A chief medical information officer (CMIO) is a high-level informatics specialist and is usually a physician and health technology expert with specialized education in the field.
Some of the duties a CMIO performs are analyzing their organization’s IT software, helping to design specialized software, training doctors and other healthcare professionals on their healthcare informatics systems, and ensuring that overall operations operate smoothly.
CMIOs work for research institutions, universities, or government agencies, among other employers.
Part Eight Is a Master’s Degree in Health Informatics Worth It?
In short, yes.
Even students who only hold a bachelor’s degree in health informatics often continue their education by getting a master’s degree for many reasons. The additional education offers a higher level of knowledge in health communication to make you more effective, and you will increase your likelihood of being hired.
You will also have eligibility for higher-level administrative roles.
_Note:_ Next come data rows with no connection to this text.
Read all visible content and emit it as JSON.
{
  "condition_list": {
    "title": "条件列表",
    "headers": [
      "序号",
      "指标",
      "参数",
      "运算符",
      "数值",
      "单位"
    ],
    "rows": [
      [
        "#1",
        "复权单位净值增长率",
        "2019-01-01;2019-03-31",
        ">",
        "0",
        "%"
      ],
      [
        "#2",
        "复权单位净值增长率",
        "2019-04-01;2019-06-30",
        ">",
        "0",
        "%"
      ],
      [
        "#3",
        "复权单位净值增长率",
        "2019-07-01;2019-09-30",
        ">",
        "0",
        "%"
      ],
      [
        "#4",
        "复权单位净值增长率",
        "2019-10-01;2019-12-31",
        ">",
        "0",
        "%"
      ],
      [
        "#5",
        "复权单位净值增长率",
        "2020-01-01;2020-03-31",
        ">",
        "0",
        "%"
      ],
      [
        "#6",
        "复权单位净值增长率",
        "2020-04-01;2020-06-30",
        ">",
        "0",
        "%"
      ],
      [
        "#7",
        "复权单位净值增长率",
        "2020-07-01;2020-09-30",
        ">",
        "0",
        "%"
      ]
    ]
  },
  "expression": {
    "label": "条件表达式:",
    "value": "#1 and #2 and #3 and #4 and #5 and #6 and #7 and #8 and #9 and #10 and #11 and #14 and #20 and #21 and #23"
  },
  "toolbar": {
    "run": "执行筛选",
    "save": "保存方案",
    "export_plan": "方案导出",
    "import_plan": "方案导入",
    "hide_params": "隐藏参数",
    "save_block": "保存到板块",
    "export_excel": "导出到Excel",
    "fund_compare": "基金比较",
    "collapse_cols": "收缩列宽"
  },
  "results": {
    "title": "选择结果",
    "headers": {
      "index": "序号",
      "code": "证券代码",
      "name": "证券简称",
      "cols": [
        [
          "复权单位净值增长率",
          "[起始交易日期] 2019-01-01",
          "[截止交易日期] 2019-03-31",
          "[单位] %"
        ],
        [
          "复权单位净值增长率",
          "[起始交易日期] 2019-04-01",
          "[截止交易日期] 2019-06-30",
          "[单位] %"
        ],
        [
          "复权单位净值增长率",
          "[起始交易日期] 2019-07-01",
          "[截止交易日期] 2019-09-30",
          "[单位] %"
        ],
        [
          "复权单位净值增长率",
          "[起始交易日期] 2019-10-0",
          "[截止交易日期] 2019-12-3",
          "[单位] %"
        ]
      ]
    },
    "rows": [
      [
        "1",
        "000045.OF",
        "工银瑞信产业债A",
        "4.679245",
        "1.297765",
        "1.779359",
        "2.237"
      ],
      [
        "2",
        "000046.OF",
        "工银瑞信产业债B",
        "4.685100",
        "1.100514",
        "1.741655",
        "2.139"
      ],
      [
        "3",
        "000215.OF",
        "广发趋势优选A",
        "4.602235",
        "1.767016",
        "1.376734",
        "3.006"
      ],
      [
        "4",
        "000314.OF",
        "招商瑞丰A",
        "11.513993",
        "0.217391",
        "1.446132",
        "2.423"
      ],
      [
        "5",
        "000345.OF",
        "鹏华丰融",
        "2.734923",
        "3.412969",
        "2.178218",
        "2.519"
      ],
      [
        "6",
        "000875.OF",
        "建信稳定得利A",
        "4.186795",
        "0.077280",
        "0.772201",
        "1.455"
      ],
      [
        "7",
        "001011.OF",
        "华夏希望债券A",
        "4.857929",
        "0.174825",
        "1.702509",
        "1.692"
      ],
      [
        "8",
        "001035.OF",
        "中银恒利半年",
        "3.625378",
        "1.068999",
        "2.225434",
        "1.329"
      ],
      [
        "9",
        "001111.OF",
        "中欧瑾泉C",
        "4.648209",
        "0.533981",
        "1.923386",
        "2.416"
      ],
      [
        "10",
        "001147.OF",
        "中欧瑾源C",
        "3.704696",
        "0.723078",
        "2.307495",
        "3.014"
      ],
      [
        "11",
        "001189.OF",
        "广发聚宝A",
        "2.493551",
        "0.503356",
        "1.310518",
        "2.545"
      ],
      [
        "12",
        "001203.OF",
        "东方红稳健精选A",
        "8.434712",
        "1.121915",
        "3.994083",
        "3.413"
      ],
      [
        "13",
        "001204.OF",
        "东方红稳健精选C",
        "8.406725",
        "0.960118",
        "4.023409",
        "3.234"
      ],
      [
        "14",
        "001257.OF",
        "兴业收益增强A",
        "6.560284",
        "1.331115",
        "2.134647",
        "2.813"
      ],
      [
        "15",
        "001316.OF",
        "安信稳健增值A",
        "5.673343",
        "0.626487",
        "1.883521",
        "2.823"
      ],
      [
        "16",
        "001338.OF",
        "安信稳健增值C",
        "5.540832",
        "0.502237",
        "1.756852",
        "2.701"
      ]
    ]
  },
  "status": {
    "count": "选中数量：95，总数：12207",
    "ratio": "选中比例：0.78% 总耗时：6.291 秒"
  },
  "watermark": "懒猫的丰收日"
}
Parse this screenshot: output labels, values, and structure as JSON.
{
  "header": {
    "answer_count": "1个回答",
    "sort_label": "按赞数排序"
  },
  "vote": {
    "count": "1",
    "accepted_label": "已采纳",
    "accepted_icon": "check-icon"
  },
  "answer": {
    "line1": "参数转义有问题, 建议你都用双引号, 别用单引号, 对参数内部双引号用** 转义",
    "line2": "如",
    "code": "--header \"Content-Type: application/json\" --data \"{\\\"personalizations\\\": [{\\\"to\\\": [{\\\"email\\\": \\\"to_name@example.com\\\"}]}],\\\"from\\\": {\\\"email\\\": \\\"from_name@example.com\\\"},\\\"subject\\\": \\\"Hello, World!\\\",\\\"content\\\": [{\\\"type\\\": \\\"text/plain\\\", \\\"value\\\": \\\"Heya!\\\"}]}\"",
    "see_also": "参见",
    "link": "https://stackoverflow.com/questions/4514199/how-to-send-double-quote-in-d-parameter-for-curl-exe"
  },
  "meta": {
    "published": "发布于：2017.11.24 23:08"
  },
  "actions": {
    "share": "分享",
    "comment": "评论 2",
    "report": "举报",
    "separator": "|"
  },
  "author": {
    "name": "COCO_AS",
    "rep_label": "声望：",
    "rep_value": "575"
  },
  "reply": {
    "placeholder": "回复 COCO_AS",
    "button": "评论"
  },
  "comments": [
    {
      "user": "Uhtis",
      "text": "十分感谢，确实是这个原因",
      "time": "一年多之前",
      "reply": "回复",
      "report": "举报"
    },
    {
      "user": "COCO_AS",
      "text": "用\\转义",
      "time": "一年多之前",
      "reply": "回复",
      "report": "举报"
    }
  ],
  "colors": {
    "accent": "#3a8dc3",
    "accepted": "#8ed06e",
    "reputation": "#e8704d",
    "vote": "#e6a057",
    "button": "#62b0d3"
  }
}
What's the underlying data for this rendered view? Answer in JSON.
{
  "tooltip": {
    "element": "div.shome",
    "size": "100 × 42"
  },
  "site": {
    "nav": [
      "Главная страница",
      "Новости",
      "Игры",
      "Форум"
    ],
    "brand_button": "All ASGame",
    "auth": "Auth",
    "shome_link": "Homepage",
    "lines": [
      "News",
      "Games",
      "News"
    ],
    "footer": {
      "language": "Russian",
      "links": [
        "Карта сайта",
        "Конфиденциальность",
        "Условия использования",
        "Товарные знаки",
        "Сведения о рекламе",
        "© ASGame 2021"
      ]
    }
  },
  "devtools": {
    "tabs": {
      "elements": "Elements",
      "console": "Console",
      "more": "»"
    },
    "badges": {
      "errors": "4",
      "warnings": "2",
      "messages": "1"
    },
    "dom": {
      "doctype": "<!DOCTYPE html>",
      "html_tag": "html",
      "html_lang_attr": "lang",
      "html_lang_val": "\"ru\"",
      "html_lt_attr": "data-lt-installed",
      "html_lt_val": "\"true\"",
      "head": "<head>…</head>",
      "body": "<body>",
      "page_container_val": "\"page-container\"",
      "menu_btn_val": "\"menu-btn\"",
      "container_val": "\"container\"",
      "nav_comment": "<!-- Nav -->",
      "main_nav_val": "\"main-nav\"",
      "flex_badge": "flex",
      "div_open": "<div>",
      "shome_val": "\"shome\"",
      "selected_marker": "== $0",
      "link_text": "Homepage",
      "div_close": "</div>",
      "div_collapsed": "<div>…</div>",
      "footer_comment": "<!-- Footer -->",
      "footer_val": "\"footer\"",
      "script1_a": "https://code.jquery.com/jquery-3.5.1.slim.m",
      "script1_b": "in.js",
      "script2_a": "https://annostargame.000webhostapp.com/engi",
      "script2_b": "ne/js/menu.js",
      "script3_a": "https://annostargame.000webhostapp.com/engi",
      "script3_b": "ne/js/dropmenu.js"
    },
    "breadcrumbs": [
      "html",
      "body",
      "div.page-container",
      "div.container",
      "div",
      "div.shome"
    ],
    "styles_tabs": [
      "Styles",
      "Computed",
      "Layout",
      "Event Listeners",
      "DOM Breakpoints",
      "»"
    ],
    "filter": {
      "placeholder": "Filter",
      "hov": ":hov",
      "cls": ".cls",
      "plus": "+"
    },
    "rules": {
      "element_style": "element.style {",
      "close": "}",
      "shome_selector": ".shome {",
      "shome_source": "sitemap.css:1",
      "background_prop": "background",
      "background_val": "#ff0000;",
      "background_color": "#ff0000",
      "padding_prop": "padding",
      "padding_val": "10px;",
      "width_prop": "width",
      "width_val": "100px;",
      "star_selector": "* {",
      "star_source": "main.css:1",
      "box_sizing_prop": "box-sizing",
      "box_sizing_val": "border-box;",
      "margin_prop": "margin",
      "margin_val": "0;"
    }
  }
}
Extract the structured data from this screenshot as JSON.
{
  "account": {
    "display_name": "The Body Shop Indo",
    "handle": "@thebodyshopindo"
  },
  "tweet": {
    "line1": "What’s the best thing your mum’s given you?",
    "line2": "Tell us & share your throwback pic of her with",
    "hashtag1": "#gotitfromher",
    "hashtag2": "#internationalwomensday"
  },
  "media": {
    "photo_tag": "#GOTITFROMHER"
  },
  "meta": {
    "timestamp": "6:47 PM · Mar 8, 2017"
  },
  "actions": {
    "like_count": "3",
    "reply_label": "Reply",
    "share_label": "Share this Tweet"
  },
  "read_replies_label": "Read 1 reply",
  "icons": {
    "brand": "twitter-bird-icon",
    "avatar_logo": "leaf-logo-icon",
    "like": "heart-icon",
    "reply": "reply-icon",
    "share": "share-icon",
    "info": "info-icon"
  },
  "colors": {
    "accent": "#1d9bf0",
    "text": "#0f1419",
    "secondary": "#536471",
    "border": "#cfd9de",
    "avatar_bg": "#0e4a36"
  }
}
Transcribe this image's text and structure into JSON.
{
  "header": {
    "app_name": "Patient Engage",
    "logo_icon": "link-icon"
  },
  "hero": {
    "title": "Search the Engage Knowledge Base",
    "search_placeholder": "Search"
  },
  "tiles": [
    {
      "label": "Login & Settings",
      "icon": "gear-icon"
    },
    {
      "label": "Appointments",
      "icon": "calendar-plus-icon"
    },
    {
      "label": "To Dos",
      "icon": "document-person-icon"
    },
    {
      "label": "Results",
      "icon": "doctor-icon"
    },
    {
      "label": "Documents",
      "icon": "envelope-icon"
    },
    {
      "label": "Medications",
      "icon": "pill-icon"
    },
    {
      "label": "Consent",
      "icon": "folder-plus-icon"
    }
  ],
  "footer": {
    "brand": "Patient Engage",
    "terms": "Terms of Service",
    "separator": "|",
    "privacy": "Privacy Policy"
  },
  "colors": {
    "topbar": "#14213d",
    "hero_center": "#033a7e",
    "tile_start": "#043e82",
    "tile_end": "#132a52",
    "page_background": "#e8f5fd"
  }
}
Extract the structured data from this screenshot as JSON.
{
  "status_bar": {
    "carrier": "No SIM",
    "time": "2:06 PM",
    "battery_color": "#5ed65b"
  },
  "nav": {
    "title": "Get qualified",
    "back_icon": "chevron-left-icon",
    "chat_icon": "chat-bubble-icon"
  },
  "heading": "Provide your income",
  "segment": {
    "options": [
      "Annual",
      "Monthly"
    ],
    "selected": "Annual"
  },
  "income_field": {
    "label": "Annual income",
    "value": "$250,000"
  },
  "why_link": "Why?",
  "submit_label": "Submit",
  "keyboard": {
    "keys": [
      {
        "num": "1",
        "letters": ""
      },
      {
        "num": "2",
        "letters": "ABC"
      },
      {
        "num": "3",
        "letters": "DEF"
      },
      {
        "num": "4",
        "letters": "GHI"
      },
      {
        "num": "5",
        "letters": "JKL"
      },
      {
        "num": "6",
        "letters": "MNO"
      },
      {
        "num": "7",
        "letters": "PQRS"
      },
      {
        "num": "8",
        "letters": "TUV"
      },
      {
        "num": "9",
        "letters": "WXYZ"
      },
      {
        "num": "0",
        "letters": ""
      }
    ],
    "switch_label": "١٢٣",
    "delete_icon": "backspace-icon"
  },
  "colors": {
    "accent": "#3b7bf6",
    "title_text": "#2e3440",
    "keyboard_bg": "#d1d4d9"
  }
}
Most importantly, having a master’s degree in health informatics will provide you with more choices and opportunities throughout your career.
Part Nine Is Health Informatics a Good Career?
If you enjoy working in the medical field as a behind-the-scenes player, enjoy learning new technology, love educating and training others, and desire to have a career that offers a unique cerebral challenge, then a career in health informatics would be a great career choice for you.
New information technologies are being created every day. Educated career specialists in health informatics will be needed to teach and manage this new technology in various medical settings.
As a result, there will also be tremendous opportunities available for those entering the field. According to the U.S. Bureau of Statistics (BLS), medical records and health information jobs are projected to increase by 8% between 2022-2032, about as fast as the average for all occupations. In total, there will be 16,500 more jobs than there are today.